Heather- Harcus Sinclair is the name of the company you are looking for , It is up to you whether you accept their T+C,s which ,with admin. fees could amount to about 50 % of your payout . This firm is a business orientated firm and not a “normal ” public law company I am not personally advising you on taking up their “offer ” it is entirely up to you . Others might feel different let them be judged on that.

Sean Finnegan says:
12 January 2017

Hello, I have a Skoda Fabia, whose gas emissions, had a defeat mechanism fitted to show false readings. I have had 2 letters from Skoda admitting that a defeat mechanism had been fitted. I am resident of Northern Ireland.
I was wondering if any of you had contacted VW or Skoda. I am planning to contact WV and Skoda to see what their response is regards paying compensation to owners of cars that have the defeat mechanism fitted. Assuming compensation will be paid, will all owners automatically get paid? even those which will not be legally represented. Or do you have to be legally represented to get the compensation. If you are legally represented, will VW pay the Lawyers bill, and it will not come out of the compensation paid to the owner.
Would like to hear all your comments and advise,

Tom Colomby says:
28 January 2017

I Have just had my the software update and having read in the papers that the update will affect the fuel economy . VW told me that the cheat was put in when the car is at idle . When the car is in motion it will not affect the car in any way so the fuel economy should not have changed


“Should not have changed Tom” not according to 100,s of posters on Which and elsewhere but I admire your optimism , keep us informed over the weeks ahead.

28 January 2017

Just had letter inviting me to book my car in for remedial fix.
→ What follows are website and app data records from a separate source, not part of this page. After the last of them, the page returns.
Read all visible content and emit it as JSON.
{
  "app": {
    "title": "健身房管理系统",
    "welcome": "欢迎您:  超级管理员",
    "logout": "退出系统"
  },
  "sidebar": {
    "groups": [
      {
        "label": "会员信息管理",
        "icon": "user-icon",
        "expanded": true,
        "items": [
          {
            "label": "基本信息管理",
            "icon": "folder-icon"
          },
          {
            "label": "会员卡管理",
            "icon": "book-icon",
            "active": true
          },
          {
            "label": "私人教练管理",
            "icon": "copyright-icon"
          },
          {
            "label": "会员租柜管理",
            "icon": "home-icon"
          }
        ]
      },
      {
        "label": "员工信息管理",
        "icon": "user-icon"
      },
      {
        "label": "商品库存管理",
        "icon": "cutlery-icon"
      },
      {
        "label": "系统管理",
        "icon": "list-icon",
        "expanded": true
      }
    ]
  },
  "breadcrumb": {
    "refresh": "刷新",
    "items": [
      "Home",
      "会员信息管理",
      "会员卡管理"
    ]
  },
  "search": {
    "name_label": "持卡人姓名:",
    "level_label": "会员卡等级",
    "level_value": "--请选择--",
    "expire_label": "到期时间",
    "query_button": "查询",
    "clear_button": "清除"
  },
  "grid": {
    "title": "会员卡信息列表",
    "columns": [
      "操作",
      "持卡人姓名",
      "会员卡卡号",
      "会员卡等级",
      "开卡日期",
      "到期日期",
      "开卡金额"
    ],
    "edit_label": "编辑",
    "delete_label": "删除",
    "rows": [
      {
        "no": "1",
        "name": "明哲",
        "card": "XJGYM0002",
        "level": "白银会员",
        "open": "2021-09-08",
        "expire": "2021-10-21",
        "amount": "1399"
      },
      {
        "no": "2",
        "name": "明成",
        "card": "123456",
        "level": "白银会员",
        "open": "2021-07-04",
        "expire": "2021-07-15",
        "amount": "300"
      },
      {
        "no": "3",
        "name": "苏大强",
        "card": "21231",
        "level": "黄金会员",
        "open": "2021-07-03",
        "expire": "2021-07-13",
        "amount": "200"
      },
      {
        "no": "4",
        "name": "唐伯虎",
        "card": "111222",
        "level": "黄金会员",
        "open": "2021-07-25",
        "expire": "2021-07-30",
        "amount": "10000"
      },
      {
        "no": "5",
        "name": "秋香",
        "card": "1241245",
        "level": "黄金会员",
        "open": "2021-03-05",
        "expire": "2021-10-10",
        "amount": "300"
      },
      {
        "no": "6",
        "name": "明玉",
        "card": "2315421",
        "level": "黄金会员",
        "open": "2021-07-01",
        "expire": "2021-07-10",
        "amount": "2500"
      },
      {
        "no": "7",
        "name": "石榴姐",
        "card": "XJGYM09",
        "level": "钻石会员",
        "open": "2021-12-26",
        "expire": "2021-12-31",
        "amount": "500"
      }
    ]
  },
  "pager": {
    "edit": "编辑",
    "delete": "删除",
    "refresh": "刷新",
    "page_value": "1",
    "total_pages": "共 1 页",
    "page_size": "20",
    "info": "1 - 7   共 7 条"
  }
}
Given 2 options to make the process easy for me: 1) dealer will collect car carry out work and return car. This would involve one of the dealers staff picking up and returning the car. 2) I deliver car and VW will provide courtesy car while work is being done (if one is available). Because I am 25 miles from my nearest dealer this option is not open to me, therefore they expect me to deliver the car in my time using my fuel to get there and back. Even option 1 would have meant me paying for fuel and wear and tear to get car to dealer and back. As VW expect me to deliver the car I have asked them to pay something per mile to cover fuel and wear and tear as well as an hourly rate for my time (suggested same inflated rate that they charged me for changing an EGR valve).

I have explained to VW that I am not prepared to contribute in any way in order to help them sort out this scandal, nor I am prepared to be inconvenienced in any way. Still waiting their response on how they intend to do the work entirely at their expense..
If VW have invited you to take your car in for the fix I would suggest that you make sure you are nor helping to pay for it.

George Corfield says:
29 January 2017

My Golf Plus 1.6tdi has had the fix. I have a certificate of completion stating that this will not affect the performance or fuel consumption, etc.. I have to say that the engine is now quieter and more responsive but the economy is about 10% higher, unless my logic is way off I assume that the car is now producing more CO2 . The fix was carried out 3 weeks ago and I have travelled sufficient miles over regularly used routes to be able to be certain of my facts,


Thanks for that George , while many have had the opposite effect your car seems to benefit from it , logic states that you must have had the work done at an extremely good garage in more ways than one (extra tinkering with the performance curve over and above the “standard ” tuning ) .


In my experience with my Golf 1.6tdi and other diesel cars, ambient temperature makes a big difference in fuel economy, especially on short and medium journeys, so hopefully this could be a factor in the difference you are seeing. It has been very cold here since Christmas. Mine goes in for modification soon and I’m encouraged that you have seen positive effects as well as the negative ones, George.

There is no doubt that nitrogen oxides are harmful to human health and city centres are the biggest concern. Carbon dioxide is produced by many sources.

I will post my findings and will be interested to know how your Golf does once the weather warms up, but I’m expecting some loss of fuel economy, whatever VW claim.